|The first excerpt represents the past or something you must release, and is drawn from The Illustrious Gaudissart by Honore de Balzac:
And Gaudissart departed, boiling over with rage, to shake the ex-dyer,
whom he found in his salon, laughing with a company of friends to whom
he had already recounted the tale.
"Monsieur," said the prince of travellers, darting a savage glance at
his enemy, "you are a scoundrel and a blackguard; and under pain of
being thought a turn-key,--a species of being far below a galley-
slave,--you will give me satisfaction for the insult you dared to
offer me in sending me to a man whom you knew to be a lunatic! Do you
hear me, Monsieur Vernier, dyer?"
Such was the harangue which Gaudissart prepared as he went along, as a
tragedian makes ready for his entrance on the scene.
|The second excerpt represents the present or the deciding factor of the moment, and is drawn from Animal Farm by George Orwell:
Snowball had mixed weed seeds with the seed corn. A gander who had been
privy to the plot had confessed his guilt to Squealer and immediately
committed suicide by swallowing deadly nightshade berries. The animals
now also learned that Snowball had never--as many of them had believed
hitherto--received the order of "Animal Hero, First Class." This was
merely a legend which had been spread some time after the Battle of the
Cowshed by Snowball himself. So far from being decorated, he had been
censured for showing cowardice in the battle. Once again some of the
animals heard this with a certain bewilderment, but Squealer was soon able
to convince them that their memories had been at fault.
In the autumn, by a tremendous, exhausting effort--for the harvest had to

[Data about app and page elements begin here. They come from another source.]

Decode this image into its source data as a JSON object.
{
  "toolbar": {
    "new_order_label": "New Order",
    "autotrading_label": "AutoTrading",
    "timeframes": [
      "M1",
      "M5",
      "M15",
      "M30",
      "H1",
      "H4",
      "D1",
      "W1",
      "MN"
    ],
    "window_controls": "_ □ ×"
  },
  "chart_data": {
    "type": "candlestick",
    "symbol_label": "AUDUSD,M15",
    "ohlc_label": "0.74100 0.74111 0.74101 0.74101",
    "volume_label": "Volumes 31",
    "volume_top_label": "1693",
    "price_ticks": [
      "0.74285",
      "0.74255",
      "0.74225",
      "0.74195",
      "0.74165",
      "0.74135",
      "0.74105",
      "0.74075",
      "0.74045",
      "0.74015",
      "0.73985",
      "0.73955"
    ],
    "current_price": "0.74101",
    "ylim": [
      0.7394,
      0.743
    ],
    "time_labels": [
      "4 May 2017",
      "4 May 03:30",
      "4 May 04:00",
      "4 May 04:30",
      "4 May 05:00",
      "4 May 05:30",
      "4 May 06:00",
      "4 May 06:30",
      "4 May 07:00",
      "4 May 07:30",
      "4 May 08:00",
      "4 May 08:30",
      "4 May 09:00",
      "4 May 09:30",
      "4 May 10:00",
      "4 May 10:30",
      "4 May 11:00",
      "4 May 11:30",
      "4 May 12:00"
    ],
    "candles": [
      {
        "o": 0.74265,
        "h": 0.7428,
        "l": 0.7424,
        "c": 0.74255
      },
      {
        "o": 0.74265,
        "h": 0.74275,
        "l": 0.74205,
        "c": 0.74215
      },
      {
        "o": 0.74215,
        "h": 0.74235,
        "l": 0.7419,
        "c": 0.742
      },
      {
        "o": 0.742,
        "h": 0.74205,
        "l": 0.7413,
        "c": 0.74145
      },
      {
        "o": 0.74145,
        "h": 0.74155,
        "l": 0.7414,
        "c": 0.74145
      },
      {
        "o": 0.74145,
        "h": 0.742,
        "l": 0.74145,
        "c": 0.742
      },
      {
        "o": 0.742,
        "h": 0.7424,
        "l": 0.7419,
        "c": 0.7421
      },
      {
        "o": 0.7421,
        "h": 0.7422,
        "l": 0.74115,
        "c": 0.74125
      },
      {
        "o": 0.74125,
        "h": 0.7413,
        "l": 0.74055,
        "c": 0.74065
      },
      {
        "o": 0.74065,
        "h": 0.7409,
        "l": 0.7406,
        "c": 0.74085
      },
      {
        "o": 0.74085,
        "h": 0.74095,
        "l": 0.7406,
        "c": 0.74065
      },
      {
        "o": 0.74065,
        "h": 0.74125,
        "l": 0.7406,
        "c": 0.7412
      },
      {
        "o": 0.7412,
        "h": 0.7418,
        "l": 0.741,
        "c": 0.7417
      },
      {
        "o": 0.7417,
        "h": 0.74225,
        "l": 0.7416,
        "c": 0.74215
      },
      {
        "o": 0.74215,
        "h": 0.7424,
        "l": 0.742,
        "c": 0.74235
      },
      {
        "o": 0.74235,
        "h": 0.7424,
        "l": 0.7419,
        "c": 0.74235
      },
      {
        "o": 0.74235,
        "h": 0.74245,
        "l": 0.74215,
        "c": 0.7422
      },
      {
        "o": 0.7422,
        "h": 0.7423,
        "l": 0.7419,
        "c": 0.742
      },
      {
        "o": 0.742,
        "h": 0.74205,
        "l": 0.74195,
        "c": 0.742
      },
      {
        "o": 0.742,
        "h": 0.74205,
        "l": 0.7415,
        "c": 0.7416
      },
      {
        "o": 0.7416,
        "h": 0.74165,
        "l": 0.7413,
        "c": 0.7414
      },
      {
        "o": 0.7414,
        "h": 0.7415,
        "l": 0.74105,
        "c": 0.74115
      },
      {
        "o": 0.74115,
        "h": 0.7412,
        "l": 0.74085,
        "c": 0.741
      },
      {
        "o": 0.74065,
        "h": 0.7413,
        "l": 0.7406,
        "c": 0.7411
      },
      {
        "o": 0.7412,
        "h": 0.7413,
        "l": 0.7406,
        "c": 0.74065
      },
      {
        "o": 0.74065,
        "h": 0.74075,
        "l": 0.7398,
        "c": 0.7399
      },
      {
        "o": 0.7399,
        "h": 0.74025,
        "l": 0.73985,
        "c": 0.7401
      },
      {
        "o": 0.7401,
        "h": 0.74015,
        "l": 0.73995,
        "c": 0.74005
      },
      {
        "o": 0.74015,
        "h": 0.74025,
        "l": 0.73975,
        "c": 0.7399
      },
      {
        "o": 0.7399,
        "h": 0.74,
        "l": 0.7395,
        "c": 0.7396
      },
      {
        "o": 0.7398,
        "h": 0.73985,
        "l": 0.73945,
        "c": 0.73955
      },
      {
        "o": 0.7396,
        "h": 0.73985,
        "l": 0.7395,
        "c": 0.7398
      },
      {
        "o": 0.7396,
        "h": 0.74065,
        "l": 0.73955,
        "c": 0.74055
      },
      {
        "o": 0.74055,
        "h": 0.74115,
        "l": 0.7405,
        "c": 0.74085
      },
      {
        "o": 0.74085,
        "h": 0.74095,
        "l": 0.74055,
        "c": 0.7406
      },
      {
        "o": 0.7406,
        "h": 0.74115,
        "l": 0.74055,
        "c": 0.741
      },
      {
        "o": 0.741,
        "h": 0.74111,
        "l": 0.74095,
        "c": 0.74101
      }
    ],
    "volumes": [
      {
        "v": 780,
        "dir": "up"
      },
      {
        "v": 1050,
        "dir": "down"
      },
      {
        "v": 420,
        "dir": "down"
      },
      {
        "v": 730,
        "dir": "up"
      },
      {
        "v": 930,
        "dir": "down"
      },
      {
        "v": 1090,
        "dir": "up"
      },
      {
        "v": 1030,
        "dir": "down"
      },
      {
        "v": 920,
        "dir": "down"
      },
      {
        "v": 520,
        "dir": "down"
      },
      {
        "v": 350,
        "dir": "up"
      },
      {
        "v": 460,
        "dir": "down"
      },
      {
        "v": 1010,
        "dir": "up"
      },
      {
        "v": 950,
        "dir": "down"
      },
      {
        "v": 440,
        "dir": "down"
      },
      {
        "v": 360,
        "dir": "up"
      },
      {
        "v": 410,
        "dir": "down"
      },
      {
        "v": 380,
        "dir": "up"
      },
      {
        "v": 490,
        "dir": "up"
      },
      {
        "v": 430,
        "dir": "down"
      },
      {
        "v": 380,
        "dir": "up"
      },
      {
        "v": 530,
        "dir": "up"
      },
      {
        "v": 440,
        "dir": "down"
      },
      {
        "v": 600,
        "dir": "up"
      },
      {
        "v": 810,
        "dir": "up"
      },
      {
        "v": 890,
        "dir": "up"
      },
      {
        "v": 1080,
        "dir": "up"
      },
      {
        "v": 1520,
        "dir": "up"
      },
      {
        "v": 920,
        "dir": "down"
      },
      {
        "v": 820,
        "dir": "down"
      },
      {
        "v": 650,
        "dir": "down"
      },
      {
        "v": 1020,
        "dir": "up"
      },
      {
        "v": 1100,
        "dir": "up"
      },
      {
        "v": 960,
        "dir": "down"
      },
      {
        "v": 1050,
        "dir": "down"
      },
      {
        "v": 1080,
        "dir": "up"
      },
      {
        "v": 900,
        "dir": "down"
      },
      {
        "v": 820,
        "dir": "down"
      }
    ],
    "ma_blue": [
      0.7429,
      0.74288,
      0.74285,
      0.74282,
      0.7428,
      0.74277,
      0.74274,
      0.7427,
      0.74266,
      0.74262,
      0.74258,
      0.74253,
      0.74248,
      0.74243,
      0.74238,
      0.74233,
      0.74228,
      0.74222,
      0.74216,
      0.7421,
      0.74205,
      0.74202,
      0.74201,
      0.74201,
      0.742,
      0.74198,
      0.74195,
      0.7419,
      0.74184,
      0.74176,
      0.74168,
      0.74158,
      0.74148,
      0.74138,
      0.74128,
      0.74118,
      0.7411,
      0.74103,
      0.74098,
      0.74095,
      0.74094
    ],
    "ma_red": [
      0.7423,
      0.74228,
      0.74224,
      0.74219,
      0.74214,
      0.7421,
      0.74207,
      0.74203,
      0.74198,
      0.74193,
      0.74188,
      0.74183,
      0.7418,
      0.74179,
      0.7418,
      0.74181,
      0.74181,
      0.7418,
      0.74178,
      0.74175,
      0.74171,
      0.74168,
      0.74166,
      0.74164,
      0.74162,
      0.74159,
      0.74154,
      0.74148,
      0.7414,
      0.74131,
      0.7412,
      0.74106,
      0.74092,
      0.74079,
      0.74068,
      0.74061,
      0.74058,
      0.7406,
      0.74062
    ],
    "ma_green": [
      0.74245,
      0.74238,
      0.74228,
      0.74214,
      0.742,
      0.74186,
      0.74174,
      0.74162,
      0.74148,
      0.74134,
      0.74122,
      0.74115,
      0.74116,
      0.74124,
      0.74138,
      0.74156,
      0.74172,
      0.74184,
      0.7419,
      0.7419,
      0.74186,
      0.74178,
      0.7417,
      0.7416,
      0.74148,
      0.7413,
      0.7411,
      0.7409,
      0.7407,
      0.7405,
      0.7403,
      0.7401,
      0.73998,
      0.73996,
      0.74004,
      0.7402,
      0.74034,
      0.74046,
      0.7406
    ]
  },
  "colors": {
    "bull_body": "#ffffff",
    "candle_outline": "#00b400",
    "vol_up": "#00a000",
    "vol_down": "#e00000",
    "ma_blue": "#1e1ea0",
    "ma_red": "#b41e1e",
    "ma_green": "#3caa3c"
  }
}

|The third excerpt represents the future or something you must embrace, and is drawn from Several Works by Edgar Allan Poe:
could, but when he ventured upon insult, I vowed revenge. You, who
so well know the nature of my soul, will not suppose, however, that
I gave utterance to a threat. At length I would be avenged;
this was a point definitely settled--but the very definitiveness
with which it was resolved, precluded the idea of risk. I must not
only punish, but punish with impunity. A wrong is unredressed when
retribution overtakes its redresser. It is equally unredressed
when the avenger fails to make himself felt as such to him who has
done the wrong.
It must be understood that neither by word nor deed had I
given Fortunato cause to doubt my good will. I continued, as was